Omega 3 is an essential fatty acid (EFA), essential to good health. It cannot be created within the human body and must therefore be obtained from the diet.
Some people think that individuals on the autism spectrum either do not have enough omega 3 or have too much omega-6 in relation to omega-3 in their bodies.
They think that this may cause or worsen some of the symptoms of autism, such as impaired communication and social difficulties.
They also think that these difficulties can be overcome by increasing the amount of omega 3 in the diet or by taking supplements - such as fish oils - which are rich in omega-3 EFAs.
There is no high quality research evidence to suggest that people on the autism spectrum have an imbalance of omega 3 fatty acids in their bodies.
There is no high quality research evidence to suggest that omega 3 fatty acids improve the core symptoms of autism.
There is mixed evidence from small scale low quality research studies on whether omega 3 fatty acids decreases hyperactivity in children on the autism spectrum.

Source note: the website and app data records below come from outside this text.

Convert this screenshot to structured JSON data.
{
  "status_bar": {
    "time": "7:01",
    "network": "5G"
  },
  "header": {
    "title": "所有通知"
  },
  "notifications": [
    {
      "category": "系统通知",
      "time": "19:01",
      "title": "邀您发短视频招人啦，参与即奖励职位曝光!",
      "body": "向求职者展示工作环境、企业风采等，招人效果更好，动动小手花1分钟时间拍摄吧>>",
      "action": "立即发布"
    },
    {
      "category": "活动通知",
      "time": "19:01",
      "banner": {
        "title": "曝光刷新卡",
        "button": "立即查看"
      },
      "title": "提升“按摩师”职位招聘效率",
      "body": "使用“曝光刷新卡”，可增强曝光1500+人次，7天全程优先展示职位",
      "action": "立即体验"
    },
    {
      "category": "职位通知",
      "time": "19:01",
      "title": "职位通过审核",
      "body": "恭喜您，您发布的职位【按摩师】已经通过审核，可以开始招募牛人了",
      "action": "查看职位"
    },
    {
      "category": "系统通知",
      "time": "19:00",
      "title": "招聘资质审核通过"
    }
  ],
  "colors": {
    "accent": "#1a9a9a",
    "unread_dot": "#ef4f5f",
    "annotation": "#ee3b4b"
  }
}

Omega 3 is relatively cheap to obtain and relatively easy to administer, either as a supplement or as part of a diet.
Given the number of anecdotal reports of the benefits of omega 3 fatty acids, we recommend that further large scale, high quality research should take place.
Please read our Disclaimer on Autism Interventions